- [What is being asked]
Read through the records. Copy each line that has the word "JSON".

- [Recorded information]
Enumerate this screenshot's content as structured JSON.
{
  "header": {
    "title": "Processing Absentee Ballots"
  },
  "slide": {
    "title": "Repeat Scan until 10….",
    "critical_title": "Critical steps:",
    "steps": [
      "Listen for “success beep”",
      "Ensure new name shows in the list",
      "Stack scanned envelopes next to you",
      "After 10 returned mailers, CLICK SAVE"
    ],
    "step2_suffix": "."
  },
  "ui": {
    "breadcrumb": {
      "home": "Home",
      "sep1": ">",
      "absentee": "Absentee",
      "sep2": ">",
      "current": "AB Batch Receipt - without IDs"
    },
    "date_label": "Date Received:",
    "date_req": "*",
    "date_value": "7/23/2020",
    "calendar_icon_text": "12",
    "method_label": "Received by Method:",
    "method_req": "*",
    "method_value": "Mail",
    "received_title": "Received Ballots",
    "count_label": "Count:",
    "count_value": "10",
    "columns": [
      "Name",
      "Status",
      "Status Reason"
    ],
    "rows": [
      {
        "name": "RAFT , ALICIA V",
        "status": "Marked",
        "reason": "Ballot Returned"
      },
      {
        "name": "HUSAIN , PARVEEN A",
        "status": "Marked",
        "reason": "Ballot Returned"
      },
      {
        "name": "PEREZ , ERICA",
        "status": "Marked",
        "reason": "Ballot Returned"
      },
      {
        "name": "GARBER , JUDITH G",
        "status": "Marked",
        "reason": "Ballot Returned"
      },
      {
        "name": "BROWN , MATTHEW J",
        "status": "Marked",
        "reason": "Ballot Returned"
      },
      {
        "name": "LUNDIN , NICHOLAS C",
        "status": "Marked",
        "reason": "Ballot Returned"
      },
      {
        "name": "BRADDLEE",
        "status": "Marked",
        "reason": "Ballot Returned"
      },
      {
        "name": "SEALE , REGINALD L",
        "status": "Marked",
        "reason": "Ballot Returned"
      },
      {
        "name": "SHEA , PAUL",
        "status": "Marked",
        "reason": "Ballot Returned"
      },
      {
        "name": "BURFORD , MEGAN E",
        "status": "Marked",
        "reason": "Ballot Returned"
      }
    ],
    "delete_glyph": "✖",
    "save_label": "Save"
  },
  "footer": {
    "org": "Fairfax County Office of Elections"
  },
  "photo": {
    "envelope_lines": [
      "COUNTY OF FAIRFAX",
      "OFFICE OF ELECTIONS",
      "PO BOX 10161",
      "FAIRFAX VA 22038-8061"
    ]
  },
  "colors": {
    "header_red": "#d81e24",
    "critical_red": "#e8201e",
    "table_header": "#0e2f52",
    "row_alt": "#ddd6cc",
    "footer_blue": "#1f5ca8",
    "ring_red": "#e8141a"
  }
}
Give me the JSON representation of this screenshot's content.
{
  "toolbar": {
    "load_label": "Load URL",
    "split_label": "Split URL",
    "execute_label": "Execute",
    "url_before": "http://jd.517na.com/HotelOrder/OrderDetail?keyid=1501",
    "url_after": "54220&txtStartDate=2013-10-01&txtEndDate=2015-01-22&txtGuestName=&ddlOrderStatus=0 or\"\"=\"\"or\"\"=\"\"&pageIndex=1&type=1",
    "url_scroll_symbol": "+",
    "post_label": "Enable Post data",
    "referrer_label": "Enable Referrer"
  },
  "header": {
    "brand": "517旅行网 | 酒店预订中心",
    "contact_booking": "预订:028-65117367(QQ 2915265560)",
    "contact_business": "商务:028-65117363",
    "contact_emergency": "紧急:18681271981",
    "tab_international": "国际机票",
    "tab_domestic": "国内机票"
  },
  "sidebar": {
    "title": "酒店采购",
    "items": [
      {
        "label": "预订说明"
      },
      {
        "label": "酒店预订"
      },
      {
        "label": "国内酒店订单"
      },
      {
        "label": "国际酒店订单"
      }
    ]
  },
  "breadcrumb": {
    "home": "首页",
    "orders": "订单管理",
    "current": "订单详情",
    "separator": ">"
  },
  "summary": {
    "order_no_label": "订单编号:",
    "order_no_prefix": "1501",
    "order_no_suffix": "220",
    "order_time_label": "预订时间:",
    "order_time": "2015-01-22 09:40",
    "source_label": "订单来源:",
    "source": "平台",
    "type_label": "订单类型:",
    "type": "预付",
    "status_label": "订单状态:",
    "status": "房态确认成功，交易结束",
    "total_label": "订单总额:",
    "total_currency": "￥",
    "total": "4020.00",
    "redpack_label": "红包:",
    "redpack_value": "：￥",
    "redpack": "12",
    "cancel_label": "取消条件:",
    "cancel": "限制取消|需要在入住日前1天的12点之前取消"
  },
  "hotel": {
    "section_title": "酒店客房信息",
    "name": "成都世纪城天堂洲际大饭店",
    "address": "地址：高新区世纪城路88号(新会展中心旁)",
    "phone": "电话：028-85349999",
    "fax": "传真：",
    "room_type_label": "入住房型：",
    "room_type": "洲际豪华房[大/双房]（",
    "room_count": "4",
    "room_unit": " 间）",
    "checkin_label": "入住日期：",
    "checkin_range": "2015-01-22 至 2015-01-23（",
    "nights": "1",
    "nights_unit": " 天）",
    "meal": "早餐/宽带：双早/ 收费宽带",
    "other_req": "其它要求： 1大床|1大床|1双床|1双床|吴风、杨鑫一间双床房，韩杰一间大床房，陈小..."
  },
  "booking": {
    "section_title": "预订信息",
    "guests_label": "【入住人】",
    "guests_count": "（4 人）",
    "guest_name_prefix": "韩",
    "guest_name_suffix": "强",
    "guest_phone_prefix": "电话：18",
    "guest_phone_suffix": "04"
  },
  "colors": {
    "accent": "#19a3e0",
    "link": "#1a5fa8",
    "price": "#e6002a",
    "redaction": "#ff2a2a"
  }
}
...
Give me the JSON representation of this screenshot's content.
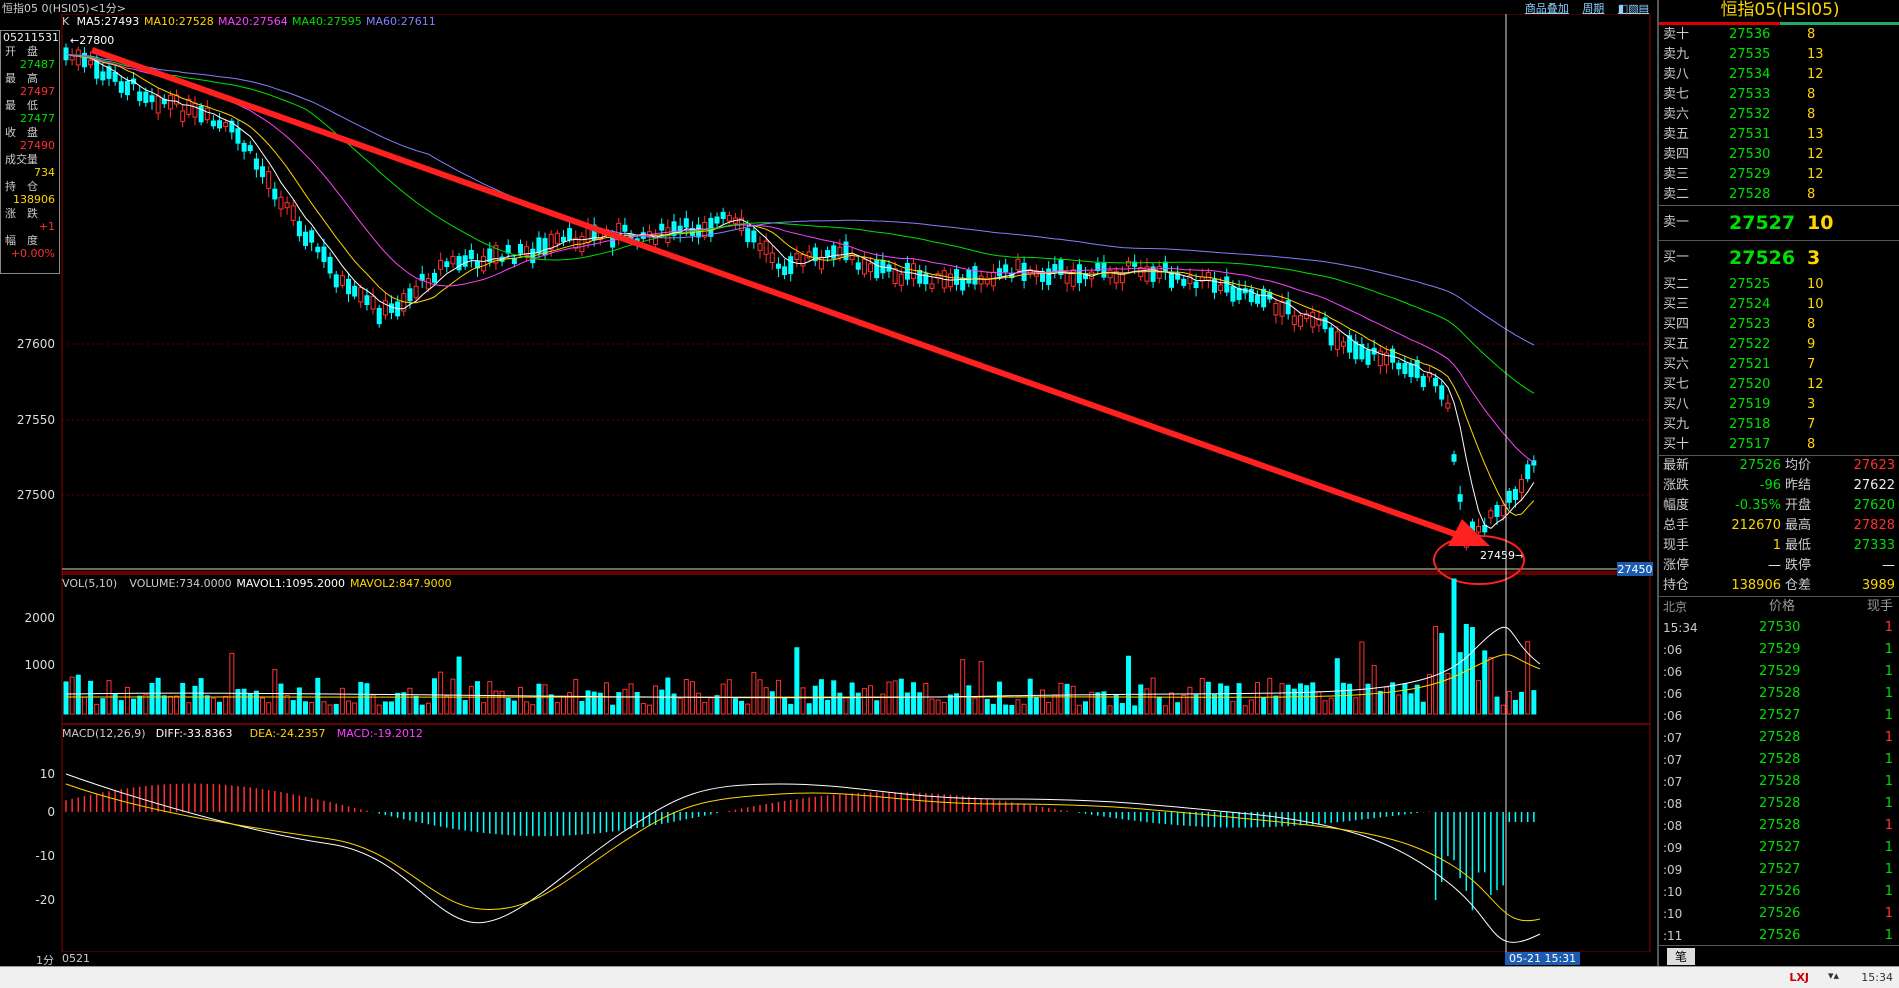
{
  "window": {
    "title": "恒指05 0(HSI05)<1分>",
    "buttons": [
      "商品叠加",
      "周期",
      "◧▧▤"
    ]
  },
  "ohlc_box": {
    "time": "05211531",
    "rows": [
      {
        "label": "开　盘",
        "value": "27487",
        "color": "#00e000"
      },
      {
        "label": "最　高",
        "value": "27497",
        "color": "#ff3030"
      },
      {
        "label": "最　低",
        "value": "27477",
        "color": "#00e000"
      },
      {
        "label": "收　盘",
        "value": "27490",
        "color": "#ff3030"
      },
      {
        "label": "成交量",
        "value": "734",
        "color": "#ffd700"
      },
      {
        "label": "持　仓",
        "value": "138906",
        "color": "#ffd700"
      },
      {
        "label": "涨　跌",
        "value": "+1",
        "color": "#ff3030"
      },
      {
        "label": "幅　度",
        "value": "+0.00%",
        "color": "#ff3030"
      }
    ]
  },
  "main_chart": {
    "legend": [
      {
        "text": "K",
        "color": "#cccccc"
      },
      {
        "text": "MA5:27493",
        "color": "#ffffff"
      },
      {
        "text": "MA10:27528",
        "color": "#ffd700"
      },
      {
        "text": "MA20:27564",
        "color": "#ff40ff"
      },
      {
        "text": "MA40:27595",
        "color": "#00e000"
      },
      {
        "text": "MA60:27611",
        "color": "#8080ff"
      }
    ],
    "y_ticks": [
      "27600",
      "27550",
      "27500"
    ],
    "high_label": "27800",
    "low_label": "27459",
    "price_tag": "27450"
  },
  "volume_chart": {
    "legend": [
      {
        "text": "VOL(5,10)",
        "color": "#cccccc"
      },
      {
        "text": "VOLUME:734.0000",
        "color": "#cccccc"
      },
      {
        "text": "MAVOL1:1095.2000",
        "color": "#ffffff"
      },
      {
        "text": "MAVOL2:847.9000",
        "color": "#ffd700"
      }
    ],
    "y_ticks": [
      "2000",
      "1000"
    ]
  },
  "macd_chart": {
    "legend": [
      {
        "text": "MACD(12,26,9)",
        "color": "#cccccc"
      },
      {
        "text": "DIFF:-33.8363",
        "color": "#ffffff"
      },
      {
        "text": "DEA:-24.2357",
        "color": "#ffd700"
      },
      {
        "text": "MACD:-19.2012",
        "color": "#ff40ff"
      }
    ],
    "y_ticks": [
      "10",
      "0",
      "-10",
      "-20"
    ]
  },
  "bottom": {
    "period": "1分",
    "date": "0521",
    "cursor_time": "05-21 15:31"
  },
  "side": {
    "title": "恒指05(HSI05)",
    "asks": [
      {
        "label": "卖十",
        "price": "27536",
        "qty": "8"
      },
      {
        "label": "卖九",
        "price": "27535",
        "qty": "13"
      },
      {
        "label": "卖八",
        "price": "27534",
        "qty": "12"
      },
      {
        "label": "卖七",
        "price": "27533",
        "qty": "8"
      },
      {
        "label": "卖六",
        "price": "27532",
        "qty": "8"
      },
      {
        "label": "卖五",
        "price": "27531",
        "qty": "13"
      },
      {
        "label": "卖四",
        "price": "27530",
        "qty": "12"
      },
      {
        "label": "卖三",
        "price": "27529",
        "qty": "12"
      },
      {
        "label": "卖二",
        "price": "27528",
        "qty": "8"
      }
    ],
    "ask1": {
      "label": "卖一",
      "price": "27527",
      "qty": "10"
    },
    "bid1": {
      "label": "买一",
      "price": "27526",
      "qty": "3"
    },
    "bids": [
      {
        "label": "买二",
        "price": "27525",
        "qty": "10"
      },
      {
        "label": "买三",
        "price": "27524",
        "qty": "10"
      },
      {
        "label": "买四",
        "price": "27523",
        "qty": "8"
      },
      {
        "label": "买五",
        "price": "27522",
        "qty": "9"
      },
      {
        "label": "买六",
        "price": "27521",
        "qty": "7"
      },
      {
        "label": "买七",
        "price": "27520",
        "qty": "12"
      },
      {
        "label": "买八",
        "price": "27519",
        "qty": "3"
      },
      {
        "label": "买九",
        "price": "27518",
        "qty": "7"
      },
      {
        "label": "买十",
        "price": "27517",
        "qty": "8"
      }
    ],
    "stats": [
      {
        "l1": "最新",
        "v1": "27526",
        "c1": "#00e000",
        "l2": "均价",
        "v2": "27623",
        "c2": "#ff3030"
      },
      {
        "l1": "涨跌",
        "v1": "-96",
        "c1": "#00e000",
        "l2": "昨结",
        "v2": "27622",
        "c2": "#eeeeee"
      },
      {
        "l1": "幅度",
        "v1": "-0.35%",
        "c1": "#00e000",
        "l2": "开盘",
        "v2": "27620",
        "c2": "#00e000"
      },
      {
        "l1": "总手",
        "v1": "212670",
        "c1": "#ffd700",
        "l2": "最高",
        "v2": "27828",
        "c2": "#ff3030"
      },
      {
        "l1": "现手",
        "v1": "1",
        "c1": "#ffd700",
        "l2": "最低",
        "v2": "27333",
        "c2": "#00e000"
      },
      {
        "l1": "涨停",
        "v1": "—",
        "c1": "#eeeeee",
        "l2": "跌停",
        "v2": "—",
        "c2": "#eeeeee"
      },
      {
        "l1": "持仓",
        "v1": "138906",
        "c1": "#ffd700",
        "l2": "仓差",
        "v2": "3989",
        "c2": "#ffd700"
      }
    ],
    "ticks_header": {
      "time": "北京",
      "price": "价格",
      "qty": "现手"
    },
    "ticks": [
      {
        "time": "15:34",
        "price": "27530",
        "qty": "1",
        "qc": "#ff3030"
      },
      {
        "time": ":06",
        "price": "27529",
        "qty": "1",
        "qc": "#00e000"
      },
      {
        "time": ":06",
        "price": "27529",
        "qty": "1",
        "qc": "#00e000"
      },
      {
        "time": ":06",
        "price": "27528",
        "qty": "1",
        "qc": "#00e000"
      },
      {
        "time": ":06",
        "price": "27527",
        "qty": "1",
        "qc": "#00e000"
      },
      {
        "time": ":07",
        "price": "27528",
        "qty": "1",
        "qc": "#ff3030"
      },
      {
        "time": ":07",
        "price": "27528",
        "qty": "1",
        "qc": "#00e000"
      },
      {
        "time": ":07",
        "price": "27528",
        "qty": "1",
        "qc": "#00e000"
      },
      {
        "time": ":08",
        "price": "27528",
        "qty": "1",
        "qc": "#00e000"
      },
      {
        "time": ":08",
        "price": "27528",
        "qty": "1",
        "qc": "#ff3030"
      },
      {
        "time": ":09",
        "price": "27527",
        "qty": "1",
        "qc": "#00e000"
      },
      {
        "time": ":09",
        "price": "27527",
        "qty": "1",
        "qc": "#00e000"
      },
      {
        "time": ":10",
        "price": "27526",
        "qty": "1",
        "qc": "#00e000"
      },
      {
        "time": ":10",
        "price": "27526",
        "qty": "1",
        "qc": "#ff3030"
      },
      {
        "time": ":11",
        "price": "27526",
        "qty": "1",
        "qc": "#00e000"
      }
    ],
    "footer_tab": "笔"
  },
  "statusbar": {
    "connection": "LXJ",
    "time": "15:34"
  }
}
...
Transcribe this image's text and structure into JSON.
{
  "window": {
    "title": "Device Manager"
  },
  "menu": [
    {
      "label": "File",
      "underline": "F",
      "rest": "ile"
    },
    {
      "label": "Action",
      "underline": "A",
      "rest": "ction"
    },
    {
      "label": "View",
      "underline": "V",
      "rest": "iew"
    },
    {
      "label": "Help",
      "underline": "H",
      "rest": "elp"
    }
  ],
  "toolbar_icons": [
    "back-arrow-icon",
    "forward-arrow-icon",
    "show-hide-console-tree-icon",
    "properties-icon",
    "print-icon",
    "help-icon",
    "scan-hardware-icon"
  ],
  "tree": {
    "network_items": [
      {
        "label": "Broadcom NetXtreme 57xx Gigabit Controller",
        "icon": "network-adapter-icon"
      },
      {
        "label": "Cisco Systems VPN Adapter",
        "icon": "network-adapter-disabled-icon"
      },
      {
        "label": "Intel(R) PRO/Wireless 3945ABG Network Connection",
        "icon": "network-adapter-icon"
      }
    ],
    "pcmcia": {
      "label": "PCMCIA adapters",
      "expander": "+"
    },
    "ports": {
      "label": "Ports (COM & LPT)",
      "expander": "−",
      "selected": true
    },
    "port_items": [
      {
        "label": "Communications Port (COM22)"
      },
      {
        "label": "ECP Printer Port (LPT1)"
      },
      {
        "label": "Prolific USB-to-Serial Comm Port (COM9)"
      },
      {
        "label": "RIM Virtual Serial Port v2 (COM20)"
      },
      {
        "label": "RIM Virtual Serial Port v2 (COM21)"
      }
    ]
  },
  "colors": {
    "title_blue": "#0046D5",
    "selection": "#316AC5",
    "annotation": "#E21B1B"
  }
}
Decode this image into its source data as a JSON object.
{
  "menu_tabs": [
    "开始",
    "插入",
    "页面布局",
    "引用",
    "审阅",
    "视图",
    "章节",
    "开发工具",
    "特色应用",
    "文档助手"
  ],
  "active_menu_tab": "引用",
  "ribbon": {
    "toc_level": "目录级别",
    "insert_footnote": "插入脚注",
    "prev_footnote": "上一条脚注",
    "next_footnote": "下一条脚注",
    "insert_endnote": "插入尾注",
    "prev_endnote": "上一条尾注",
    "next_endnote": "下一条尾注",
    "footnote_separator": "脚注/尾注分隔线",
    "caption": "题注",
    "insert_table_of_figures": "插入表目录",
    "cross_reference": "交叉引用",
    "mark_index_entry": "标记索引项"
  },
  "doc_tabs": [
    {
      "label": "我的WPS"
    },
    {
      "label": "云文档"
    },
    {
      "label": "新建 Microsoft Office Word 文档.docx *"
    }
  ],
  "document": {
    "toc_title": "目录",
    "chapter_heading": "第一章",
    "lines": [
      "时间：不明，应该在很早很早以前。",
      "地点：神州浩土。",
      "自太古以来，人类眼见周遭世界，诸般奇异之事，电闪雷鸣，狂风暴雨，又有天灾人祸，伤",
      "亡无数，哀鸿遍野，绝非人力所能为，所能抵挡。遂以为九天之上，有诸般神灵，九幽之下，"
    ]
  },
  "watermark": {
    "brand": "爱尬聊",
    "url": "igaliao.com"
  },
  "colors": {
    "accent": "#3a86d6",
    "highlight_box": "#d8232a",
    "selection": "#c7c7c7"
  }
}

- [Your response]
Enumerate this screenshot's content as structured JSON.
Give me the JSON representation of this screenshot's content.
Give me the JSON representation of this screenshot's content.
Transcribe this image's text and structure into JSON.
Decode this image into its source data as a JSON object.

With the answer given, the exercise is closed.